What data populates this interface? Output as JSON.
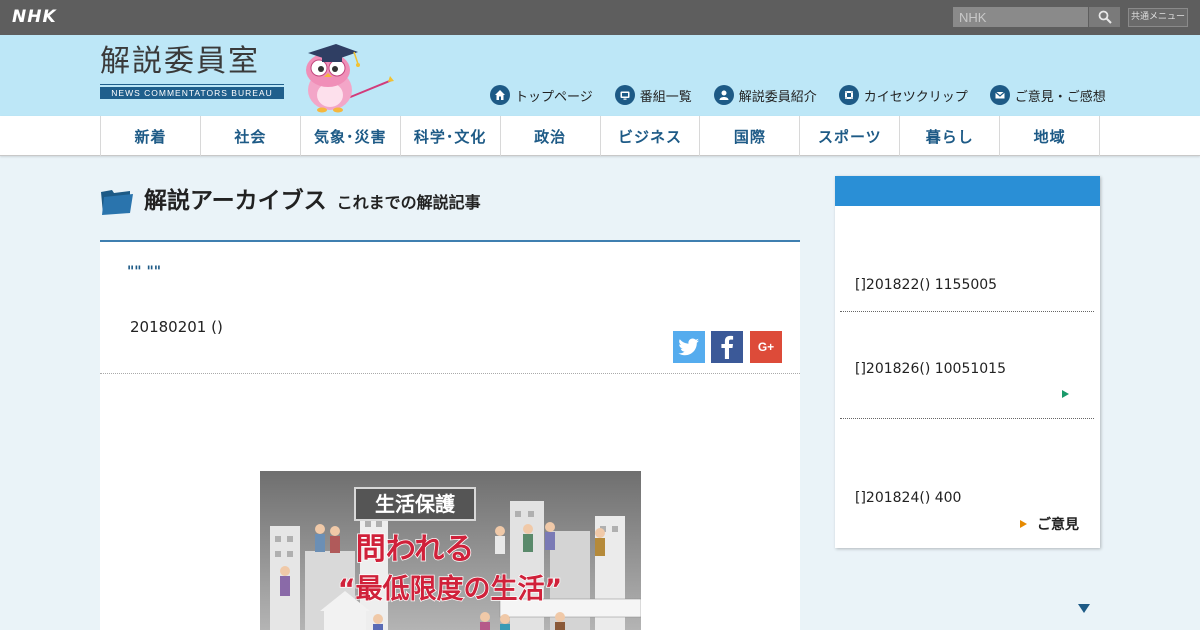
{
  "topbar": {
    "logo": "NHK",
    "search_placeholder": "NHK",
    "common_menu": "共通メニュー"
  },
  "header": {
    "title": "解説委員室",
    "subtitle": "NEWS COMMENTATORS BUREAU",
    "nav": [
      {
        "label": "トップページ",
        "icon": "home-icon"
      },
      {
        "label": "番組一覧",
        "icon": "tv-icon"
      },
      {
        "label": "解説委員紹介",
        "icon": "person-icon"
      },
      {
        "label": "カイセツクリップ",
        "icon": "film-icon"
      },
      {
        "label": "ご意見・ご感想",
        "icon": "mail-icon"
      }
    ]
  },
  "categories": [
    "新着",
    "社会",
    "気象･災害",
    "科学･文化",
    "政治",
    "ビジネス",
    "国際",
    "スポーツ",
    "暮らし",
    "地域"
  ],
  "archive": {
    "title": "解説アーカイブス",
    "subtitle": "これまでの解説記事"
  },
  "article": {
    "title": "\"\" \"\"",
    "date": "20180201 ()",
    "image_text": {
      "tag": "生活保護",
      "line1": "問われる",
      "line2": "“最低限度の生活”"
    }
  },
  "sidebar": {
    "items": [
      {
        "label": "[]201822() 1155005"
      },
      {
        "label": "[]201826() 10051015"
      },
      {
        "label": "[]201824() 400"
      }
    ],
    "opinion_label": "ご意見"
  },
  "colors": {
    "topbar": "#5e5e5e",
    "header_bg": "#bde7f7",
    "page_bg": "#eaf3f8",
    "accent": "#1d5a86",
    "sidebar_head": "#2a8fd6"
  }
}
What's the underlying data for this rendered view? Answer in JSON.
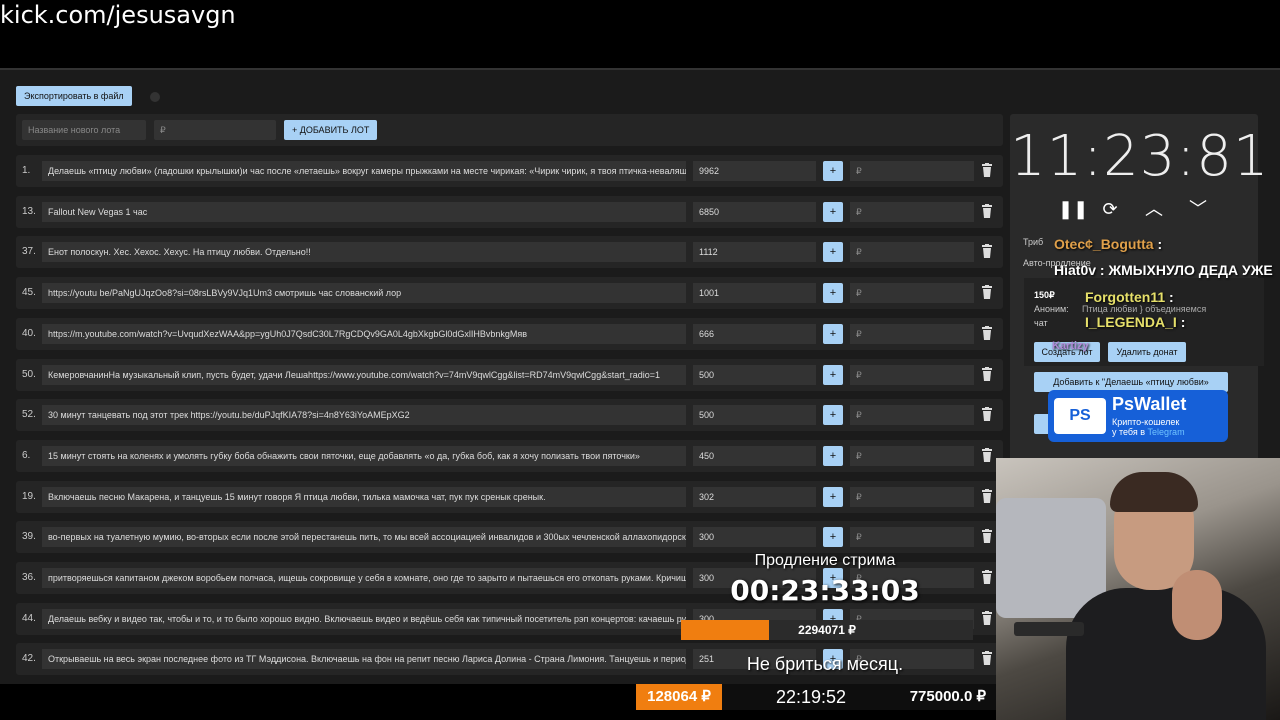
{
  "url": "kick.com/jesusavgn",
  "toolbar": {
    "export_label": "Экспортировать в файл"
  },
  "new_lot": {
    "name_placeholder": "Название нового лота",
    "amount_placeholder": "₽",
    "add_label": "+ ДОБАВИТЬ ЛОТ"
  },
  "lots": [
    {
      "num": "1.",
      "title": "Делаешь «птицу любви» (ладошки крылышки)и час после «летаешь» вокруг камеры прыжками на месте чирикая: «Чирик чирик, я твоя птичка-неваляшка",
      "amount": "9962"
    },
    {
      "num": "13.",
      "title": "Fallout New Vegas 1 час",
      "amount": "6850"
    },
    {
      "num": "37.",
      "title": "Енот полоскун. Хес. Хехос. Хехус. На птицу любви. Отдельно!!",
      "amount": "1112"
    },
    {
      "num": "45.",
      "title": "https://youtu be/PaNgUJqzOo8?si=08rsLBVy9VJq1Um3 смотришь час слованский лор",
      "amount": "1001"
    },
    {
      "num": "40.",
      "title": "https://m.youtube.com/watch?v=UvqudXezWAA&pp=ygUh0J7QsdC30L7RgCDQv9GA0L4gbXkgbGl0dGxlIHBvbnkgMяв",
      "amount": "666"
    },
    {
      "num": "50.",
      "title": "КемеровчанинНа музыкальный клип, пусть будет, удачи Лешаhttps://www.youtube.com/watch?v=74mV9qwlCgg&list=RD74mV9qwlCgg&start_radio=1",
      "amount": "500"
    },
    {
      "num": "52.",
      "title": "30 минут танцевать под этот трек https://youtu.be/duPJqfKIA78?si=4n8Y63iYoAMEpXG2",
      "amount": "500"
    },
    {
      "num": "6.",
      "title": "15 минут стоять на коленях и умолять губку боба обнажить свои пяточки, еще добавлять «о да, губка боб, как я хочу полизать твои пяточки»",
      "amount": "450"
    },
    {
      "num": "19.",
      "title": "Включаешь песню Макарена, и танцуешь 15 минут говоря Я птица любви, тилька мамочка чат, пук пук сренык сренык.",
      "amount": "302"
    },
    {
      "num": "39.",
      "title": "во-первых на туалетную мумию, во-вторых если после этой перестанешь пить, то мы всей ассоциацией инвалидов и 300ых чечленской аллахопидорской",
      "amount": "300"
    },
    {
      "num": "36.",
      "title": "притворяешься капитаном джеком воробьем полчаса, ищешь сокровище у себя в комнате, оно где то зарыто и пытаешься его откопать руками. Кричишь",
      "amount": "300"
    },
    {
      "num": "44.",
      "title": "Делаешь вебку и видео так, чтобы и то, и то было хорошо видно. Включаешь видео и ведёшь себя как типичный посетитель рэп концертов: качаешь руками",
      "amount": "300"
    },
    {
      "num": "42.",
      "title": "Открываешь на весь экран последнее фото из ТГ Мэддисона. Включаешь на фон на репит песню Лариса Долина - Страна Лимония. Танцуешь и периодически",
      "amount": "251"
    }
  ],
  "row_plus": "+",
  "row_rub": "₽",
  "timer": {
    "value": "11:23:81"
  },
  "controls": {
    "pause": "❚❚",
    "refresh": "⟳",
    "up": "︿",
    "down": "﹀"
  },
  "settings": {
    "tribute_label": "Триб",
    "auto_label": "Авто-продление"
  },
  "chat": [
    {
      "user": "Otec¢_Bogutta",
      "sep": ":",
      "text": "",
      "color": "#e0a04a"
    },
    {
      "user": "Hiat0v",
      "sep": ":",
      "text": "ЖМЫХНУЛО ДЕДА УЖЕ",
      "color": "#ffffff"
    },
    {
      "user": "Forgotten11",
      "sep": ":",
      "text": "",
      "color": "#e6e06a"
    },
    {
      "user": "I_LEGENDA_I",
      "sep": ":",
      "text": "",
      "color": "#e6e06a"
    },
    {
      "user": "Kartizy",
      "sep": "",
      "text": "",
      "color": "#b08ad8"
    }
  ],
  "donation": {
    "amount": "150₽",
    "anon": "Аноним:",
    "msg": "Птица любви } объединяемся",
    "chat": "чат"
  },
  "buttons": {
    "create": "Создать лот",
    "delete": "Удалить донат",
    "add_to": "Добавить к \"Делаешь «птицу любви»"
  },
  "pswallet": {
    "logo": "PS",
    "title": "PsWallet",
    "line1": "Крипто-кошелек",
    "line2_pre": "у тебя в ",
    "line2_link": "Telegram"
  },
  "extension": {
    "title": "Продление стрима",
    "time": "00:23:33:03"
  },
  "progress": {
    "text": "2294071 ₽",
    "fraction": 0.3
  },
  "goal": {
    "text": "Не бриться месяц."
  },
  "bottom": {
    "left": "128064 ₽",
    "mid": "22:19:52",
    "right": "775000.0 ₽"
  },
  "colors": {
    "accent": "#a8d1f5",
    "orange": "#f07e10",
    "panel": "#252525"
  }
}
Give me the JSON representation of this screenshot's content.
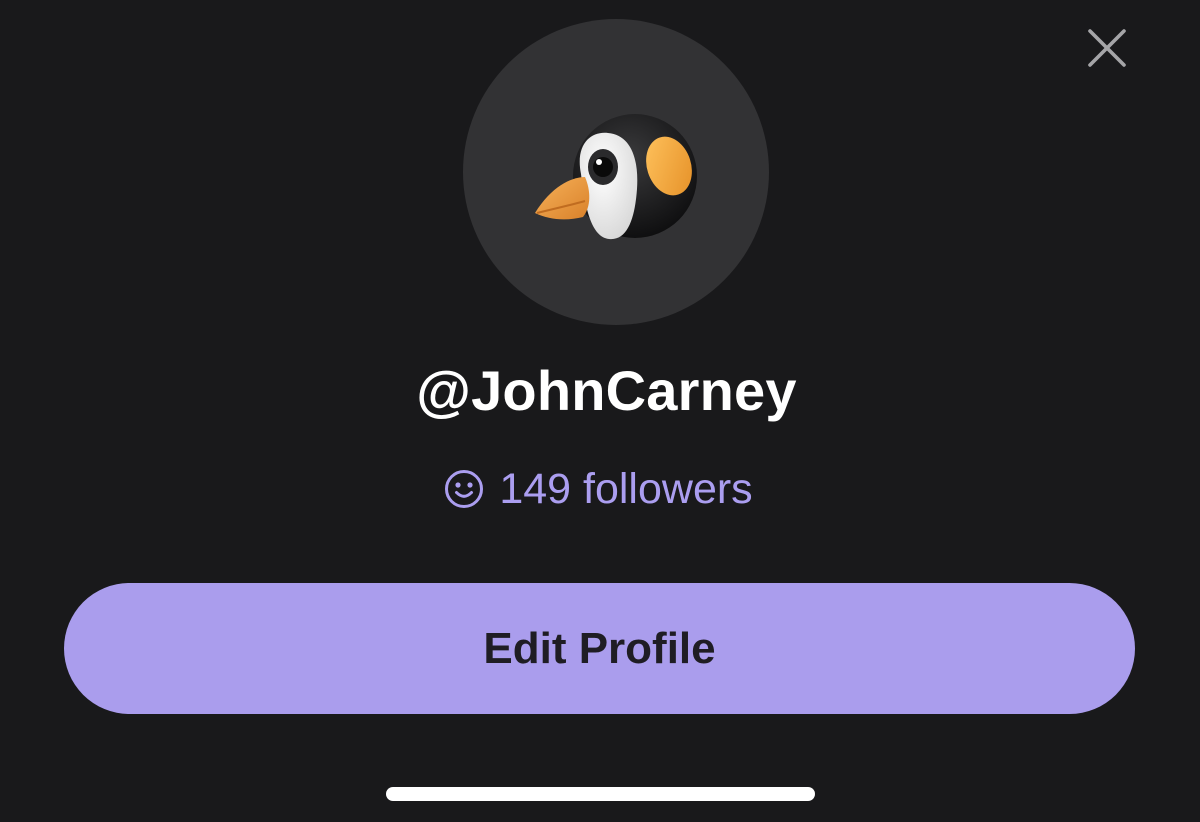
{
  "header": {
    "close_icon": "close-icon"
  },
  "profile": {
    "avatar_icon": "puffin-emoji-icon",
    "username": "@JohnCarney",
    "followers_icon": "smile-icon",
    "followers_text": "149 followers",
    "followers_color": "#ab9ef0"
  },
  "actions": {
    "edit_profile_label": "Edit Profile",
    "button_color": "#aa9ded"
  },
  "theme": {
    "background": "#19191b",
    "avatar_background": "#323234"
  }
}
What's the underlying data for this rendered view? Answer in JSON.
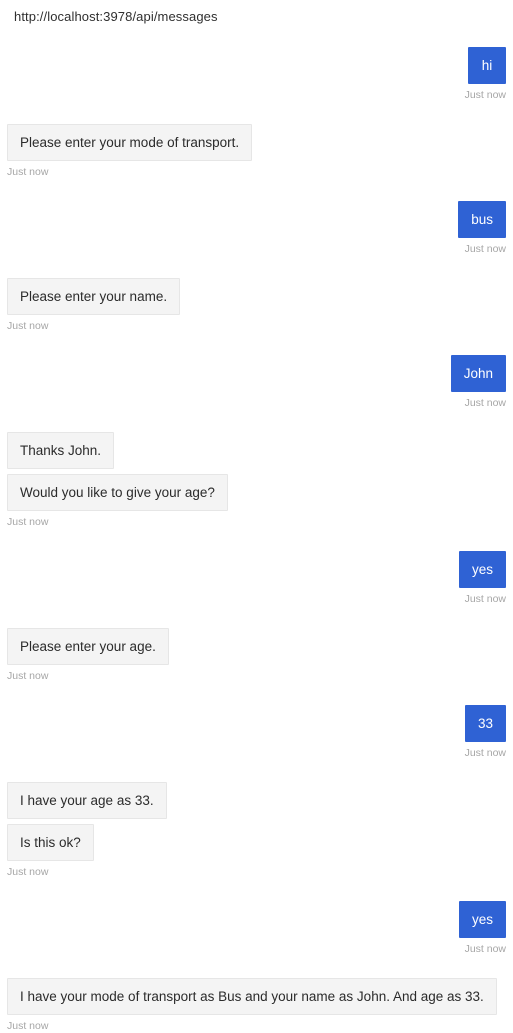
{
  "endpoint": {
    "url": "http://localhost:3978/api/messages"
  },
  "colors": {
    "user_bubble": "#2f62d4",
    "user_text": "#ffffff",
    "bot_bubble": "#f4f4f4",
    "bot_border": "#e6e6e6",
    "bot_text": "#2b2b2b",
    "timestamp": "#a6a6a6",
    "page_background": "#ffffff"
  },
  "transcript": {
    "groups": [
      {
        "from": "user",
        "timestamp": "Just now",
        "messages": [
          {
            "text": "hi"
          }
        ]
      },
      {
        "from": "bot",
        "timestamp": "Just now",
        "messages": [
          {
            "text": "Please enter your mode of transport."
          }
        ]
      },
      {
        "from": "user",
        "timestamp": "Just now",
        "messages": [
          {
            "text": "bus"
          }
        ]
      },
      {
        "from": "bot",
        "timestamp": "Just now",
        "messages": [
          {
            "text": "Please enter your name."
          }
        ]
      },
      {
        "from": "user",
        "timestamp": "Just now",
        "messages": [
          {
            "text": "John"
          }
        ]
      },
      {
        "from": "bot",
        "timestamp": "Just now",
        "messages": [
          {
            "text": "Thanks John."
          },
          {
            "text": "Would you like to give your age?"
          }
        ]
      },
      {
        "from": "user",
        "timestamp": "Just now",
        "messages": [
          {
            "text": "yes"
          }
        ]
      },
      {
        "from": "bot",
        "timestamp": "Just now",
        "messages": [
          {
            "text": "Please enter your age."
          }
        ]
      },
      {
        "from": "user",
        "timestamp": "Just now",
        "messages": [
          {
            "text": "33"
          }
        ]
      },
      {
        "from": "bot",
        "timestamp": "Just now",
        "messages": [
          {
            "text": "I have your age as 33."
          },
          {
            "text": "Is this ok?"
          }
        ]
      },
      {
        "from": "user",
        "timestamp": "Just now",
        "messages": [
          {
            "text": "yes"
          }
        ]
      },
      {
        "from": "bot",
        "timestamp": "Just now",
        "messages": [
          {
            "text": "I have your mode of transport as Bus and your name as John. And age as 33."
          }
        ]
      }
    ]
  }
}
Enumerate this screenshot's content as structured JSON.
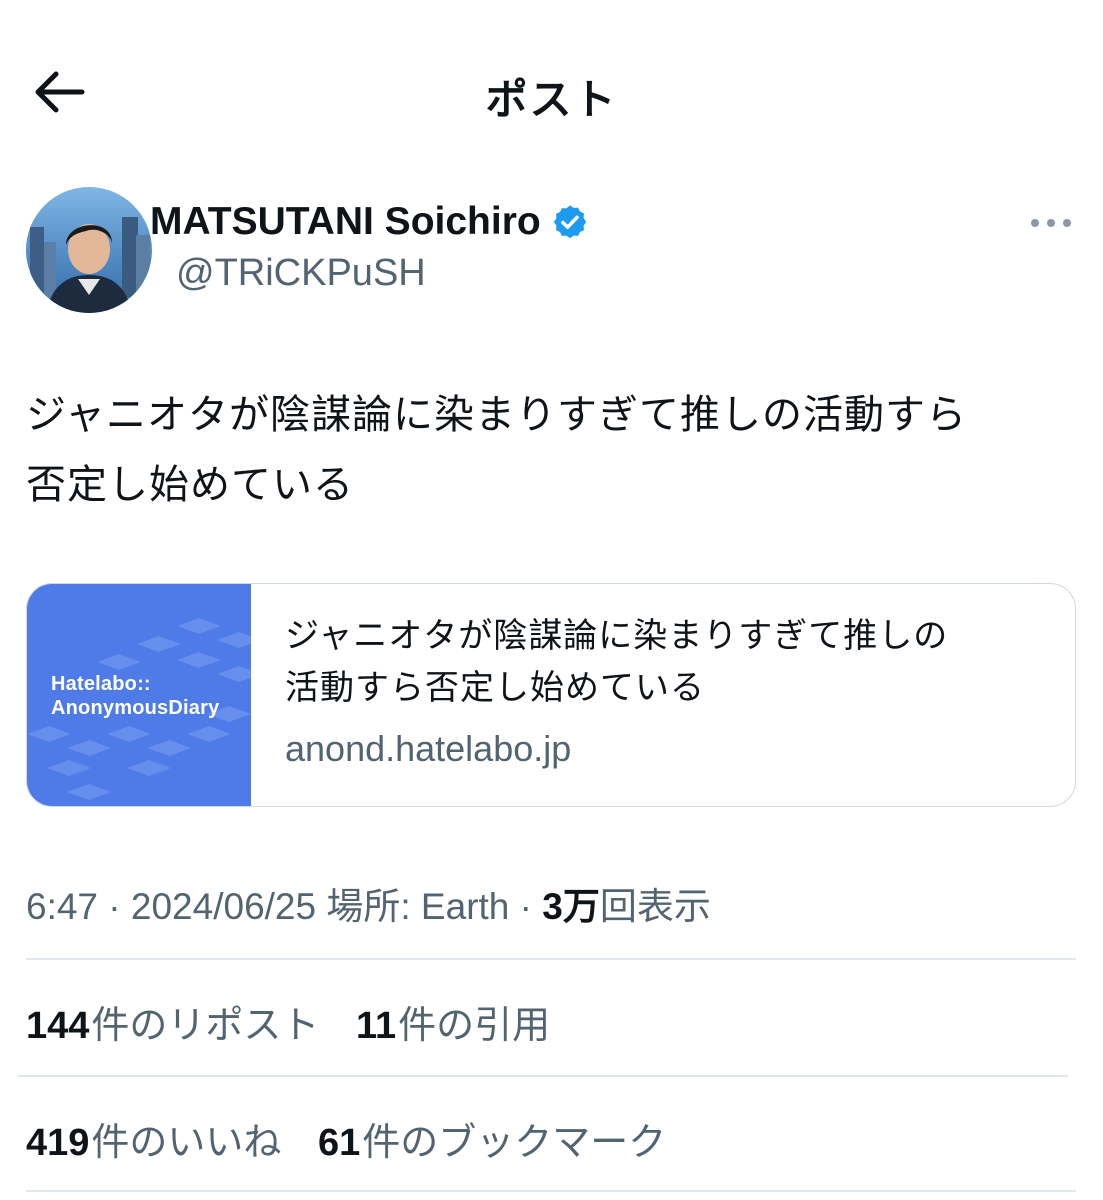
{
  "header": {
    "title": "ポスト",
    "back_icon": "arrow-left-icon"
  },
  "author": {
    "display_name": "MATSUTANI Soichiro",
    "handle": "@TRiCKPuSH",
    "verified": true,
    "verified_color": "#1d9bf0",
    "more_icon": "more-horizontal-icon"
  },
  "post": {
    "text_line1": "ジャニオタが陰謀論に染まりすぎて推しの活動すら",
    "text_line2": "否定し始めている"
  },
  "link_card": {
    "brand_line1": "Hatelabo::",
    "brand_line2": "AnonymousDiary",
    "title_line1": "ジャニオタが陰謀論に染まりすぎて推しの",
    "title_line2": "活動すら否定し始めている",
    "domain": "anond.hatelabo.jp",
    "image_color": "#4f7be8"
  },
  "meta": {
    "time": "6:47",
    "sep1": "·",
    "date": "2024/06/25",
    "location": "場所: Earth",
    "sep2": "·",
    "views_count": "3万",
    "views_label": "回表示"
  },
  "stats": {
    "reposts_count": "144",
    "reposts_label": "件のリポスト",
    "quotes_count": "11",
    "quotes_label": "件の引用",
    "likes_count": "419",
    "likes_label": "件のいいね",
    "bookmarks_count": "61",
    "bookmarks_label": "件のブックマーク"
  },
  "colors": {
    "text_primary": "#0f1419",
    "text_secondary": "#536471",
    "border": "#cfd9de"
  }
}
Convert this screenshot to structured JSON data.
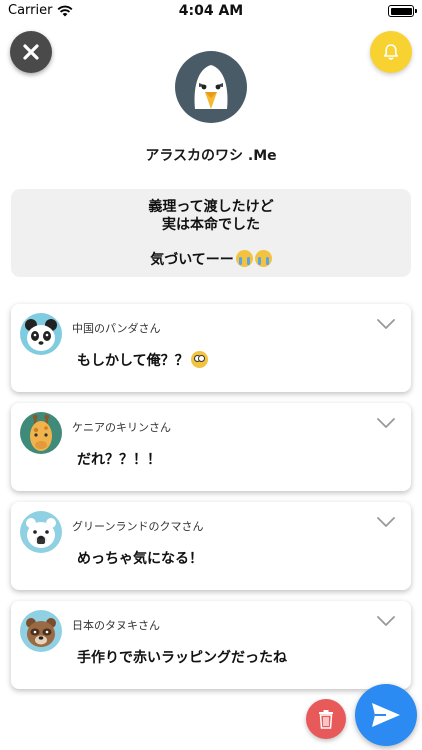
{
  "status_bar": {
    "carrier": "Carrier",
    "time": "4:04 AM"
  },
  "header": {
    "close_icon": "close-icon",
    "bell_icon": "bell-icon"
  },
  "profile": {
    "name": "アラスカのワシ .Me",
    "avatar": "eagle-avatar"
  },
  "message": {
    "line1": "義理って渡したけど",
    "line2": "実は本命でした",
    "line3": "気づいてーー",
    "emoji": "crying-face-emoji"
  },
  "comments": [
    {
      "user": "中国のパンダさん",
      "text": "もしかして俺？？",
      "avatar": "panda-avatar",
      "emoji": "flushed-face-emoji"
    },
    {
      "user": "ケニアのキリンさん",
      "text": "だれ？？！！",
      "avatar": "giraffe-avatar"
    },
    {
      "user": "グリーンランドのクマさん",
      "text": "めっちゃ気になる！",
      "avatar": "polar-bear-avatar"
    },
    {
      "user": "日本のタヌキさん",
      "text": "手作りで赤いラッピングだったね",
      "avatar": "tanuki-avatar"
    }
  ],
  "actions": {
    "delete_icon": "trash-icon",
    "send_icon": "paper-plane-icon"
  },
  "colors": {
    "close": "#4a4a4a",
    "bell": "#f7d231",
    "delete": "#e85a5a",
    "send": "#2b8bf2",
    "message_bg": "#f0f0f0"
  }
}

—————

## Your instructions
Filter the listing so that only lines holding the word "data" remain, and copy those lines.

## Result for this task
What data populates this interface? Output as JSON.
What's the underlying data for this rendered view? Answer in JSON.
What's the underlying data for this rendered view? Answer in JSON.
Convert this screenshot to structured JSON data.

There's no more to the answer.